1 Corinthians 10:21 You cannot drink the cup of the Lord and the cup of demons. You cannot partake of the table of the Lord and the table of demons.

Are we thirsty for the cup of blessing? Is the cup of hope and life our habit? Our Joy? Or have we satiated ourselves with the cup of distraction, disbelief and self-satisfaction? Are we as thirsty for the cup of life and Grace as Jesus was for the cup of Wrath and condemnation?

The Son of God had Stones

Young David knew what was at stake. He heard Goliath and knew what Goliath said was a reproach on the men of Israel (1 Samuel 17:26). The men fled as if the army of Lord depended on them. They feared Goliath because they did not fear the LORD.  David knew that it was not the honor of men at stake. Goliath “defied the armies of the living God,” (1 Samuel 17:36) and David knew that God would defend His name, if there were only a servant to clothe Himself in the strength of the Lord, a man with the stones to face Goliath. The Israelites fled because their strength was nothing to Goliath’s. David stood up because the strength of the Lord was greater than Goliath’s; “The Lord who delivered me from the paw of the lion and from the paw of the bear will deliver me from the hand of this philistine,” (1 Samuel 17:37).
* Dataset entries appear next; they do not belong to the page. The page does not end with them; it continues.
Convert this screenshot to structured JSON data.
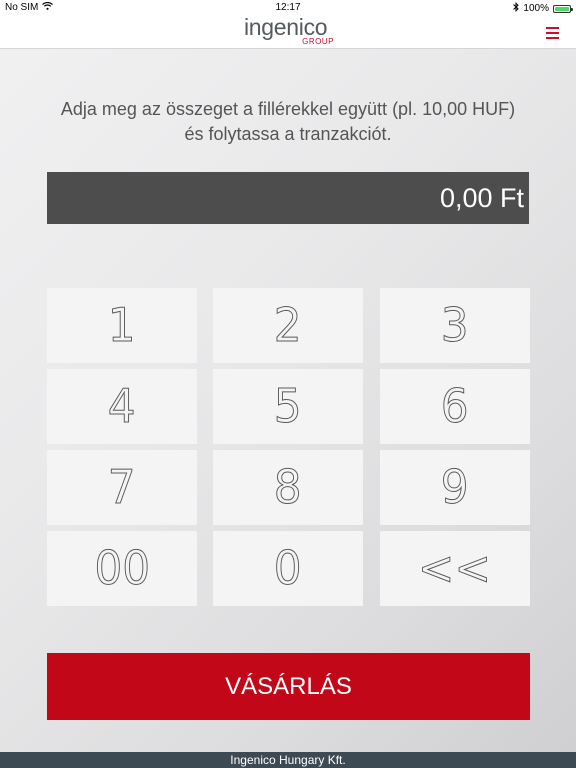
{
  "status_bar": {
    "carrier": "No SIM",
    "time": "12:17",
    "battery_text": "100%",
    "battery_level": 1.0
  },
  "header": {
    "logo_word": "ingenico",
    "logo_sub": "GROUP",
    "brand_color": "#c8102e"
  },
  "instruction": {
    "line1": "Adja meg az összeget a fillérekkel együtt (pl. 10,00 HUF)",
    "line2": "és folytassa a tranzakciót."
  },
  "amount": {
    "value": "0,00 Ft"
  },
  "keypad": {
    "keys": [
      "1",
      "2",
      "3",
      "4",
      "5",
      "6",
      "7",
      "8",
      "9",
      "00",
      "0",
      "<<"
    ]
  },
  "buy_button": {
    "label": "VÁSÁRLÁS",
    "color": "#c10718"
  },
  "footer": {
    "text": "Ingenico Hungary Kft."
  }
}
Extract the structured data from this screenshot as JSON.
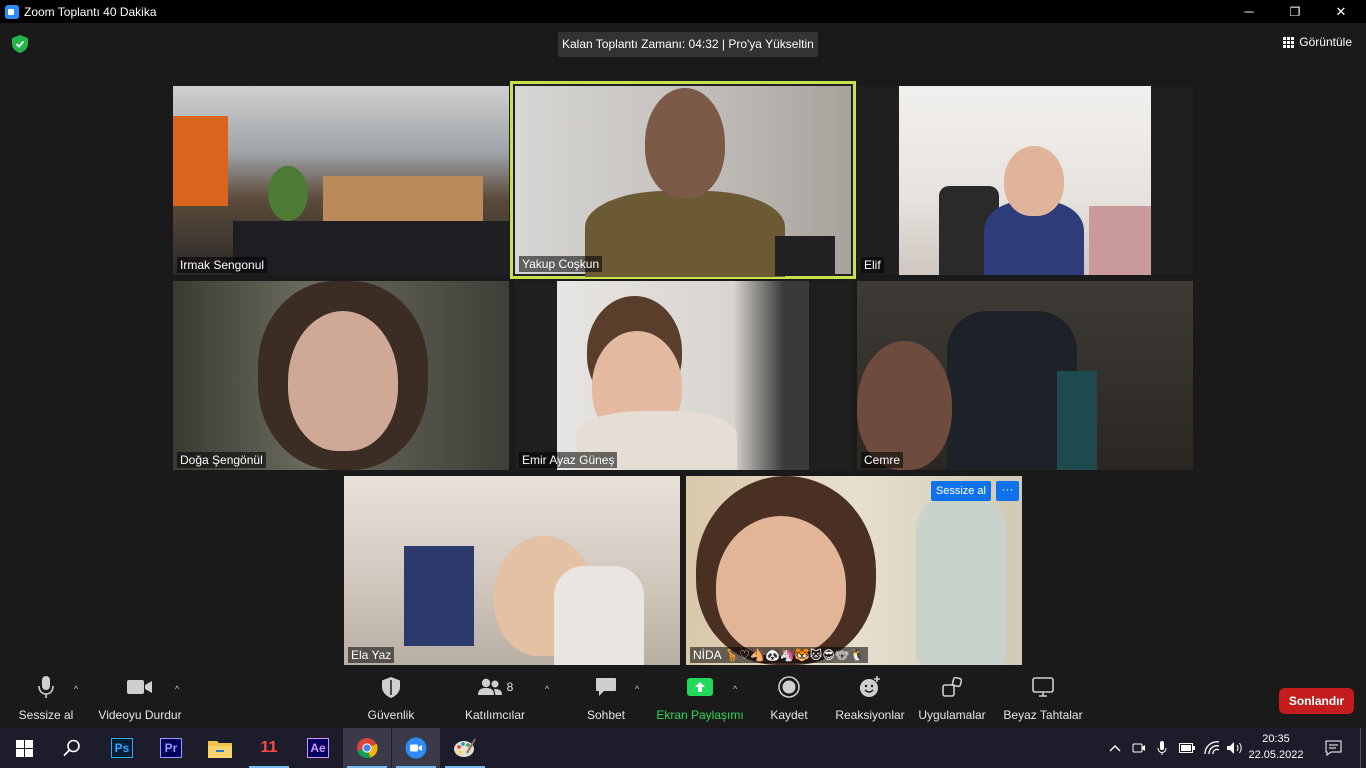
{
  "window": {
    "title": "Zoom Toplantı 40 Dakika",
    "minimize": "─",
    "restore": "❐",
    "close": "✕"
  },
  "meeting": {
    "timer": "Kalan Toplantı Zamanı: 04:32 | Pro'ya Yükseltin",
    "view_label": "Görüntüle"
  },
  "participants": [
    {
      "name": "Irmak Sengonul"
    },
    {
      "name": "Yakup Coşkun"
    },
    {
      "name": "Elif"
    },
    {
      "name": "Doğa Şengönül"
    },
    {
      "name": "Emir Ayaz Güneş"
    },
    {
      "name": "Cemre"
    },
    {
      "name": "Ela Yaz"
    },
    {
      "name": "NİDA 🦒♡🐴🐼🦄🐯🐱😎🐨🐧",
      "hover_mute": "Sessize al",
      "hover_more": "···"
    }
  ],
  "toolbar": {
    "mute": "Sessize al",
    "video": "Videoyu Durdur",
    "security": "Güvenlik",
    "participants": "Katılımcılar",
    "participants_count": "8",
    "chat": "Sohbet",
    "share": "Ekran Paylaşımı",
    "record": "Kaydet",
    "reactions": "Reaksiyonlar",
    "apps": "Uygulamalar",
    "whiteboard": "Beyaz Tahtalar",
    "end": "Sonlandır",
    "caret": "^"
  },
  "taskbar": {
    "apps": [
      "windows-start",
      "search",
      "photoshop",
      "premiere",
      "file-explorer",
      "app-11",
      "after-effects",
      "chrome",
      "zoom",
      "paint"
    ],
    "ps_label": "Ps",
    "pr_label": "Pr",
    "ae_label": "Ae",
    "app11_label": "11",
    "time": "20:35",
    "date": "22.05.2022"
  },
  "colors": {
    "active_speaker": "#c6e34b",
    "share_green": "#23d959",
    "end_red": "#c41c1c",
    "accent_blue": "#0e72ed"
  }
}
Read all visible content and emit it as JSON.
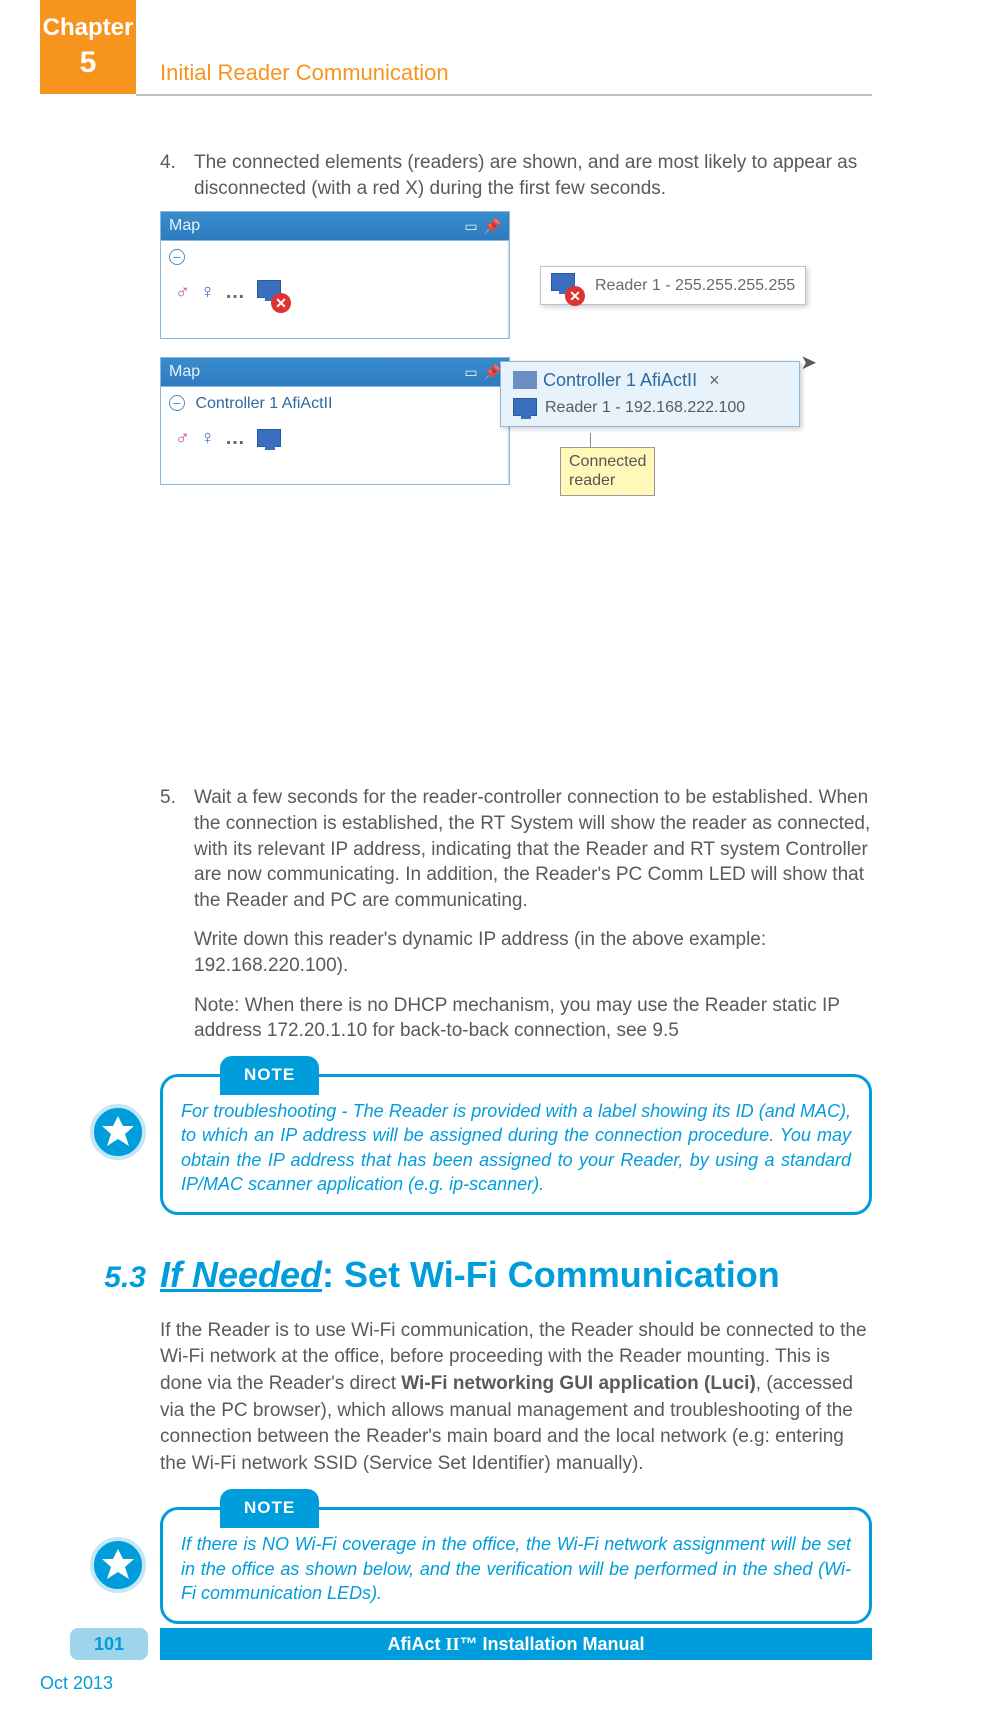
{
  "chapter": {
    "label": "Chapter",
    "number": "5"
  },
  "header": {
    "title": "Initial Reader Communication"
  },
  "items": {
    "4": {
      "num": "4.",
      "text": "The connected elements (readers) are shown, and are most likely to appear as disconnected (with a red X) during the first few seconds."
    },
    "5": {
      "num": "5.",
      "text": "Wait a few seconds for the reader-controller connection to be established. When the connection is established, the RT System will show the reader as connected, with its relevant IP address, indicating that the Reader and RT system Controller are now communicating. In addition, the Reader's PC Comm LED will show that the Reader and PC are communicating.",
      "sub1": "Write down this reader's dynamic IP address (in the above example: 192.168.220.100).",
      "sub2": "Note: When there is no DHCP mechanism, you may use the Reader static IP address 172.20.1.10 for back-to-back connection, see 9.5"
    }
  },
  "screenshot": {
    "map_title": "Map",
    "reader_disc": "Reader 1 - 255.255.255.255",
    "controller_line": "Controller 1 AfiActII",
    "controller_title": "Controller 1 AfiActII",
    "reader_conn": "Reader 1 - 192.168.222.100",
    "callout_l1": "Connected",
    "callout_l2": "reader"
  },
  "note1": {
    "label": "NOTE",
    "text": "For troubleshooting - The Reader is provided with a label showing its ID (and MAC), to which an IP address will be assigned during the connection procedure. You may obtain the IP address that has been assigned to your Reader, by using a standard IP/MAC scanner application (e.g. ip-scanner)."
  },
  "section": {
    "num": "5.3",
    "title_u": "If Needed",
    "title_rest": ": Set Wi-Fi Communication",
    "para_pre": "If the Reader is to use Wi-Fi communication, the Reader should be connected to the Wi-Fi network at the office, before proceeding with the Reader mounting. This is done via the Reader's direct ",
    "para_bold": "Wi-Fi networking GUI application (Luci)",
    "para_post": ", (accessed via the PC browser), which allows manual management and troubleshooting of the connection between the Reader's main board and the local network (e.g: entering the Wi-Fi network SSID (Service Set Identifier) manually)."
  },
  "note2": {
    "label": "NOTE",
    "text": "If there is NO Wi-Fi coverage in the office, the Wi-Fi network assignment will be set in the office as shown below, and the verification will be performed in the shed (Wi-Fi communication LEDs)."
  },
  "footer": {
    "page": "101",
    "date": "Oct 2013",
    "manual_prefix": "AfiAct ",
    "manual_roman": "II",
    "manual_suffix": "™ Installation Manual"
  }
}
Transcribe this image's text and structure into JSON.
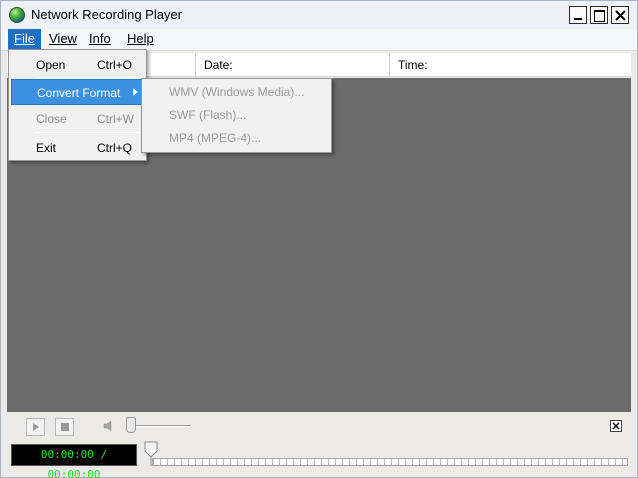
{
  "window": {
    "title": "Network Recording Player",
    "app_icon": "globe-app-icon",
    "controls": [
      "minimize-icon",
      "maximize-icon",
      "close-icon"
    ]
  },
  "menubar": {
    "file": "File",
    "view": "View",
    "info": "Info",
    "help": "Help"
  },
  "file_menu": {
    "items": [
      {
        "label": "Open",
        "shortcut": "Ctrl+O",
        "enabled": true
      },
      {
        "label": "Convert Format",
        "shortcut": "",
        "enabled": true,
        "highlighted": true,
        "submenu": true
      },
      {
        "label": "Close",
        "shortcut": "Ctrl+W",
        "enabled": false
      },
      {
        "label": "Exit",
        "shortcut": "Ctrl+Q",
        "enabled": true
      }
    ]
  },
  "convert_submenu": {
    "items": [
      {
        "label": "WMV (Windows Media)...",
        "enabled": false
      },
      {
        "label": "SWF (Flash)...",
        "enabled": false
      },
      {
        "label": "MP4 (MPEG-4)...",
        "enabled": false
      }
    ]
  },
  "columns": {
    "file": "",
    "date": "Date:",
    "time": "Time:"
  },
  "player": {
    "time_display": "00:00:00 / 00:00:00",
    "volume_level": 0.0,
    "seek_position": 0.0
  },
  "colors": {
    "accent": "#1c6fc6",
    "highlight": "#3d8fe0",
    "video_bg": "#6b6b6b",
    "time_text": "#26e02a"
  }
}
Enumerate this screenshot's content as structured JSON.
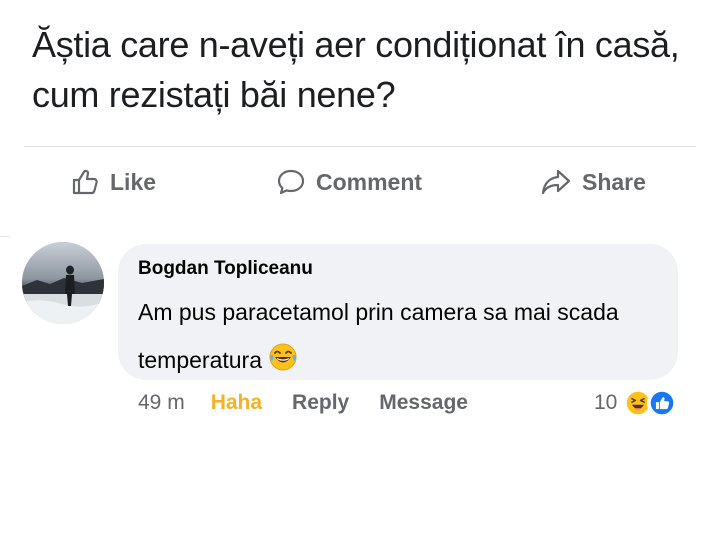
{
  "post": {
    "text": "Ăștia care n-aveți aer condiționat în casă, cum rezistați băi nene?"
  },
  "actions": {
    "like_label": "Like",
    "comment_label": "Comment",
    "share_label": "Share",
    "like_icon": "thumbs-up-icon",
    "comment_icon": "speech-bubble-icon",
    "share_icon": "share-arrow-icon"
  },
  "comment": {
    "author": "Bogdan Topliceanu",
    "text": "Am pus paracetamol prin camera sa mai scada temperatura",
    "emoji": "laughing-tears-emoji",
    "time": "49 m",
    "haha_label": "Haha",
    "reply_label": "Reply",
    "message_label": "Message",
    "reaction_count": "10",
    "reaction_icons": [
      "haha-reaction-icon",
      "like-reaction-icon"
    ]
  },
  "colors": {
    "secondary_text": "#65676b",
    "bubble_bg": "#f0f2f5",
    "haha_color": "#f7b125",
    "like_blue": "#1877f2"
  }
}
David had the stones (1 Samuel 17:40). More, in fact than were needed, because his faith was great enough to move mountains, to slay giants, to stand for the whole nation in battle. David didn’t ask for permission, David didn’t care about the Philistine’s feelings. David wasn’t PC and didn’t kowtow to the idols of God’s enemies. David stood up, marched out and challenged the enemies of God. David needed five stones, but God only needed one thrown in faith.

The Son of God had stones.

John the Baptizer declared that the mighty man of God is here (Mark 1:7). The greater David feared the Father more than Rome, more than Satan, more than the powerful scribes and priests who sold out to the idol of the Roman Imperial cult (John 19:15).  Jesus said to Peter “on this Rock I will build my church,” (Matthew 16:18) and Jesus didn’t ask for permission. He didn’t bow to the self-made God-emperor of Rome. Jesus declared Himself Lord (Mark 1:14-15) and faced the consequences (Mark 15). Continue reading “The Son of God had Stones”

Stop Entering into Temptation

And when he came to the place, he said to them, “Pray that you may not enter into temptation.” – Luke 22:40

The cross stands before the disciples. Sorrow fills them. Temptation is coming. Jesus encourages them to pray so that they can stand. Jesus offers them true rest, the source of true strength.

Burdened and confronted with spiritual warfare, with their own weakness and vulnerability, the disciples attempt to gather strength for the coming fight. They seek rest.

So, they sleep. It seems natural. It seems logical and even reasonable. We are physical creatures. And when life wearies us and presents us with huge challenges we try what we can to comfort ourselves and strengthen ourselves.

We all do this. The money doesn’t add up so we withhold our tithe. The time doesn’t add up so we sleep, in the morning and veg out in the evening. We have a few extra minutes at the end of the commute so we grab a coffee. The energy doesn’t add up so in the face our spouses’ need we appeal to our need for sleep or some time to just “relax.” The resources don’t add up so we’ll wait to invite that family till our house is bigger or cleaner or nicer.

Continue reading “Stop Entering into Temptation”